The basic set-up is, of course, familiar from the GTA series. Walk around, get in cars, shoot people, drive to hot spots to start missions which either propel the story forwards or provide the cash needed to amass a killer arsenal. Where Scarface excels is in giving you several compelling reasons to jump through the hoops one more time - not least of which is Tony Montana himself. By casting you as such a legendary persona, and then taking everything away from you, there's added impetus to rebuilding your empire. Perfectly animated and voiced with just the right mixture of Pacino accuracy and cartoony pastiche, this is a character you'll believe deserves to rule the world. So seeing Montana getting dissed by cheesy nightclub patrons just ain't right - and your quest to reclaim your reputation as well as your worldly possessions is nicely judged. The better you do, the more the citizens of Miami quake at your approach. And it feels good.

This screenshot makes Rockstar cry.

Another solid improvement to the GTA formula (which by San Andreas had become so diffuse and open-ended that many never bothered to see the main story through) was the tight focus on Tony's business. You're a drug dealer, plain and simple. You may be tasked with buying up local businesses through side missions, but only so you can use them as fronts for your coke-peddling antics. Meeting suppliers, delivering kilos and negotiating prices (even if it is by a slightly imprecise press-the-button-at-the-right-time mechanic) all work together to give the game a clear throughline. You are, at all times, following Tony's mantra - first you get the money, then you get the power, then you get the women. Well, mainly the first two. At least in this game.

The final area where Scarface improved on other walk-and-drive crime spree sims was in fixing many of the longstanding flaws in GTA's combat with a more precise aiming system, and offering a driving experience that crashed through the sweet spot between realism and over-the-top mayhem. It was a game where you never felt that Tony's swaggering form was out of your control.

Yeah. You can see what's coming, can't you?

Tony Montana: stay off his lawn, you damn kids.

In making the belated journey across the console divide to the Wii, that precision has been...not lost, exactly, but fudged slightly. Before hordes of rabid Wii fans light their torches, grab their pitchforks and march on my castle, it's not that the new control system is unworkable, just that it's a fairly needless change dictated by the Wii itself rather than gameplay necessity. It's fiddly to learn, often awkward to use when it matters most, yet doesn't reward you with any tangible benefits when you master it. Kind of like how it's entirely possible to design a car where you steer with your feet and accelerate and brake with your hands. Sure, you could get used to such a system, but when there's a more intuitive alternative already available, there's no real incentive to make the effort.

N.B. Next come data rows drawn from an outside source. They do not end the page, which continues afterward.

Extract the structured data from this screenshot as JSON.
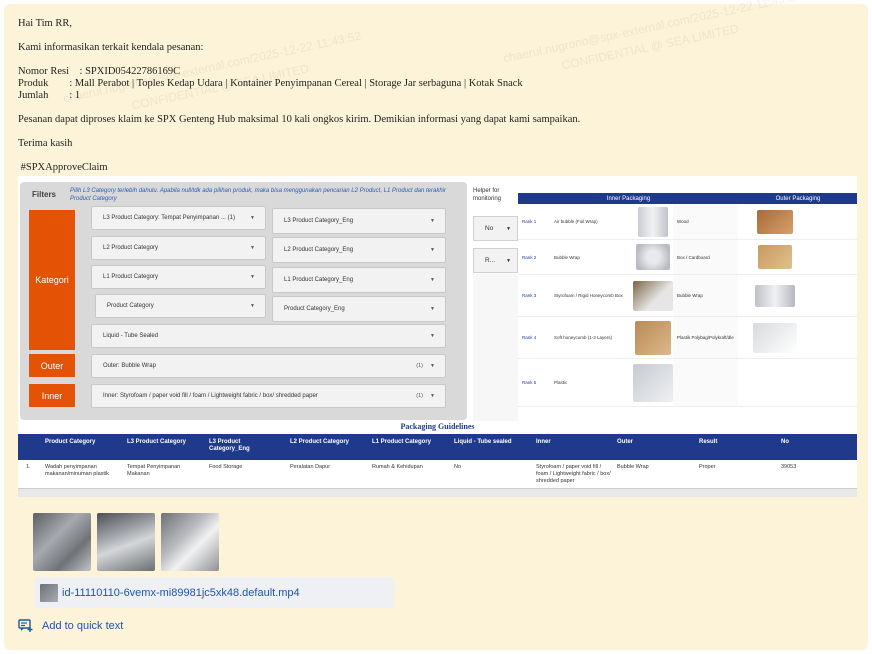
{
  "message": {
    "greeting": "Hai Tim RR,",
    "intro": "Kami informasikan terkait kendala pesanan:",
    "resi_label": "Nomor Resi    : SPXID05422786169C",
    "produk_label": "Produk        : Mall Perabot | Toples Kedap Udara | Kontainer Penyimpanan Cereal | Storage Jar serbaguna | Kotak Snack",
    "jumlah_label": "Jumlah        : 1",
    "body": "Pesanan dapat diproses klaim ke SPX Genteng Hub maksimal 10 kali ongkos kirim. Demikian informasi yang dapat kami sampaikan.",
    "closing": "Terima kasih",
    "hashtag": " #SPXApproveClaim"
  },
  "watermark": {
    "email": "chaerul.nugrono@spx-external.com/2025-12-22 11:43:52",
    "confidential": "CONFIDENTIAL @ SEA LIMITED"
  },
  "screenshot": {
    "filters_title": "Filters",
    "filters_note": "Pilih L3 Category terlebih dahulu. Apabila null/tdk ada pilihan produk, maka bisa menggunakan pencarian L2 Product, L1 Product dan terakhir Product Category",
    "side_labels": {
      "kategori": "Kategori",
      "outer": "Outer",
      "inner": "Inner"
    },
    "dropdowns": {
      "l3": "L3 Product Category: Tempat Penyimpanan ... (1)",
      "l3_eng": "L3 Product Category_Eng",
      "l2": "L2 Product Category",
      "l2_eng": "L2 Product Category_Eng",
      "l1": "L1 Product Category",
      "l1_eng": "L1 Product Category_Eng",
      "pc": "Product Category",
      "pc_eng": "Product Category_Eng",
      "liquid": "Liquid - Tube Sealed",
      "outer": "Outer: Bubble Wrap",
      "outer_count": "(1)",
      "inner": "Inner: Styrofoam / paper void fill / foam / Lightweight fabric / box/ shredded paper",
      "inner_count": "(1)"
    },
    "helper": {
      "title_1": "Helper for",
      "title_2": "monitoring",
      "btn1": "No",
      "btn2": "R..."
    },
    "packaging": {
      "inner_header": "Inner Packaging",
      "outer_header": "Outer Packaging",
      "rows": [
        {
          "rank": "Rank 1",
          "inner": "Air bubble (Foil Wrap)",
          "outer": "Wood"
        },
        {
          "rank": "Rank 2",
          "inner": "Bubble Wrap",
          "outer": "Box / Cardboard"
        },
        {
          "rank": "Rank 3",
          "inner": "Styrofoam / Rigid Honeycomb Box",
          "outer": "Bubble Wrap"
        },
        {
          "rank": "Rank 4",
          "inner": "Soft honeycomb (1-3 Layers)",
          "outer": "Plastik Polybag/Polykraft/dle"
        },
        {
          "rank": "Rank 5",
          "inner": "Plastic",
          "outer": ""
        }
      ]
    },
    "guidelines_title": "Packaging Guidelines",
    "table": {
      "headers": [
        "Product Category",
        "L3 Product Category",
        "L3 Product Category_Eng",
        "L2 Product Category",
        "L1 Product Category",
        "Liquid - Tube sealed",
        "Inner",
        "Outer",
        "Result",
        "No"
      ],
      "row": [
        "1.",
        "Wadah penyimpanan makanan/minuman plastik",
        "Tempat Penyimpanan Makanan",
        "Food Storage",
        "Peralatan Dapur",
        "Rumah & Kehidupan",
        "No",
        "Styrofoam / paper void fill / foam / Lightweight fabric / box/ shredded paper",
        "Bubble Wrap",
        "Proper",
        "39053"
      ]
    }
  },
  "attachments": {
    "video_name": "id-11110110-6vemx-mi89981jc5xk48.default.mp4"
  },
  "actions": {
    "quick_text": "Add to quick text"
  }
}
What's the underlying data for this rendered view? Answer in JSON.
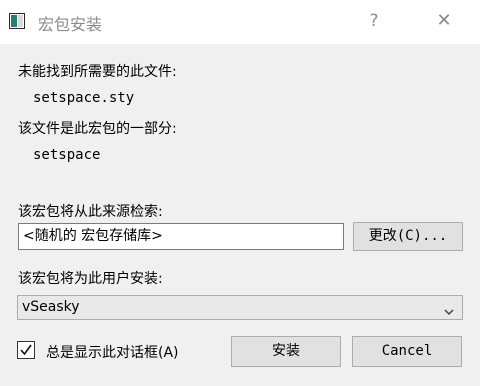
{
  "window": {
    "title": "宏包安装",
    "help_symbol": "?",
    "close_symbol": "✕",
    "icon": "window-app-icon"
  },
  "message": {
    "missing_file_label": "未能找到所需要的此文件:",
    "missing_file_name": "setspace.sty",
    "part_of_package_label": "该文件是此宏包的一部分:",
    "package_name": "setspace"
  },
  "source": {
    "label": "该宏包将从此来源检索:",
    "value": "<随机的 宏包存储库>",
    "change_button": "更改(C)..."
  },
  "install_for": {
    "label": "该宏包将为此用户安装:",
    "selected": "vSeasky"
  },
  "footer": {
    "always_show_label": "总是显示此对话框(A)",
    "always_show_checked": true,
    "install_button": "安装",
    "cancel_button": "Cancel"
  }
}
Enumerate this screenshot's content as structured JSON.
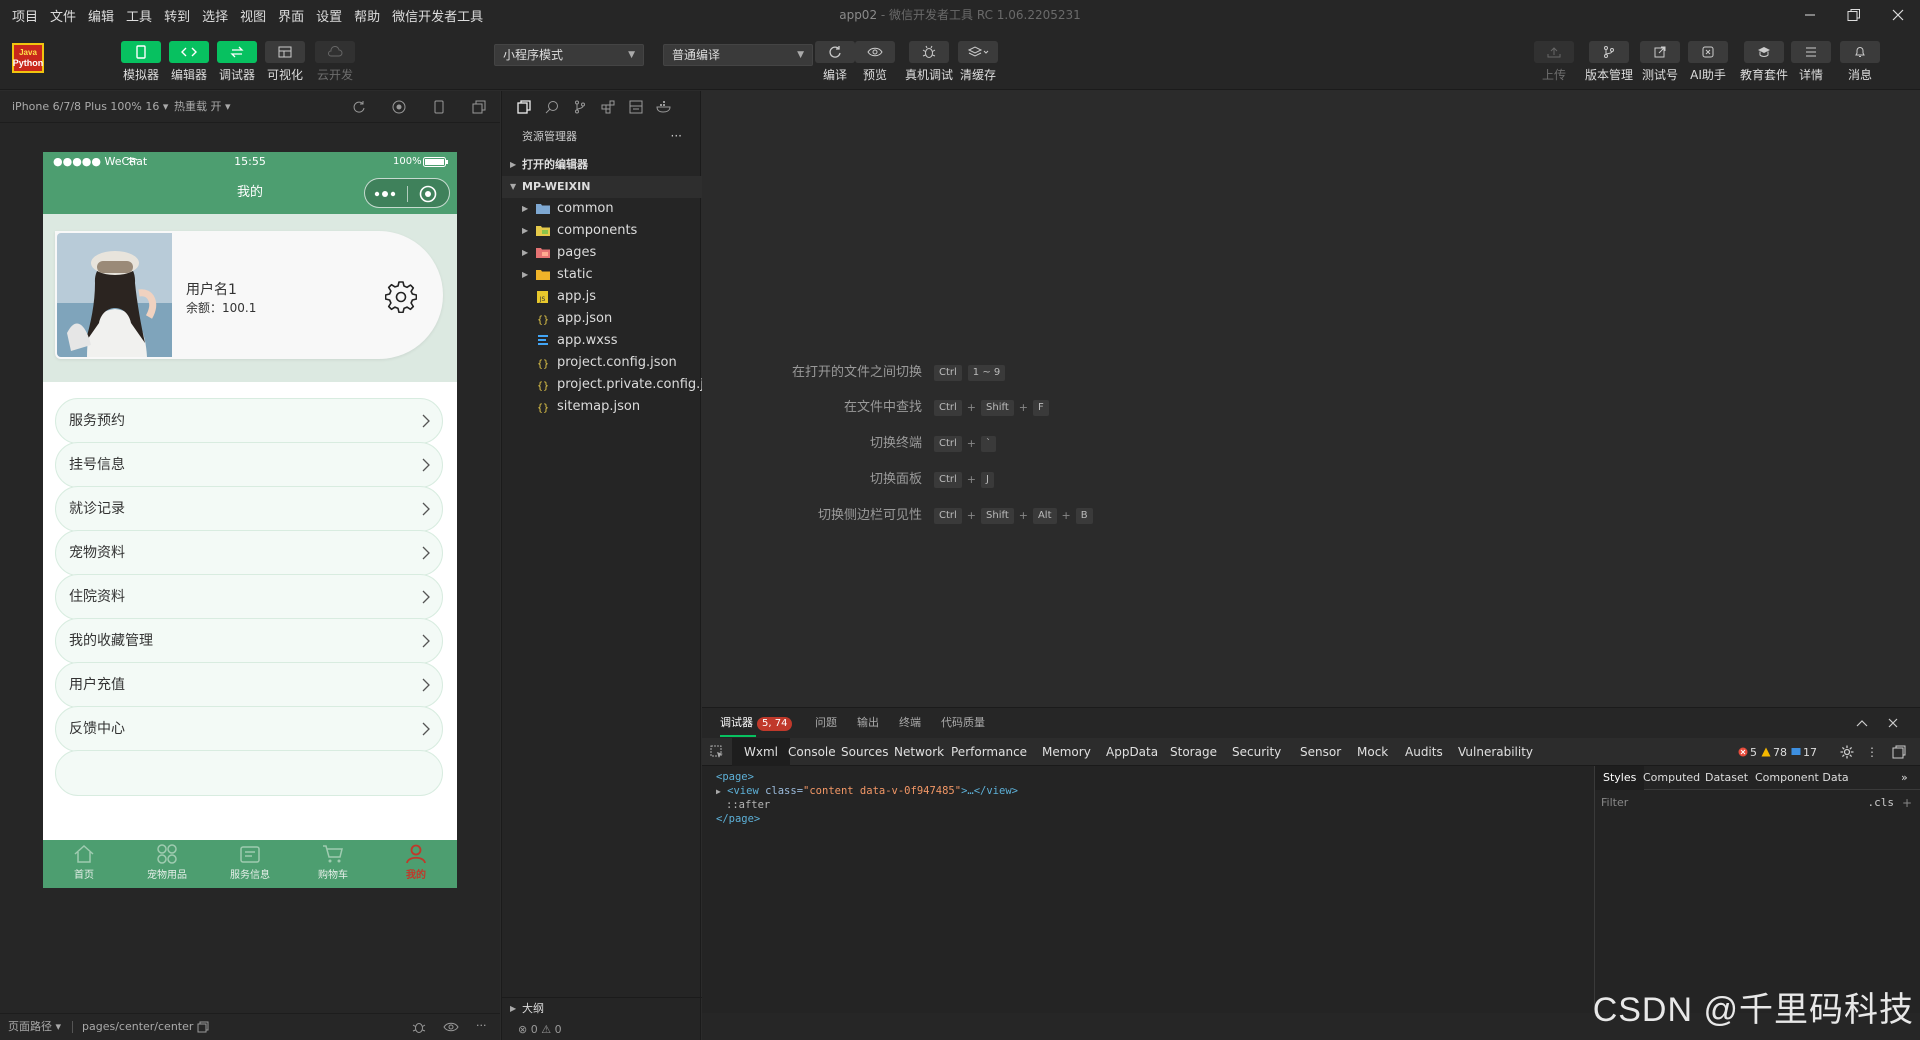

So it is here. Control of Tony is split down the middle. The stick on the nunchuk moves him around, while the remote is used to move the camera and aim your weapons. Other functions, such as shooting, taunting, entering vehicles and accessing menus are scattered a touch haphazardly across the various buttons and triggers. While walking around, everything works fine. There are four different settings for the remote, allowing you greater aiming precision with a slower turn speed, or fast movement with a broader target area. All have their pros and cons, and you're free to tinker until you find one that suits.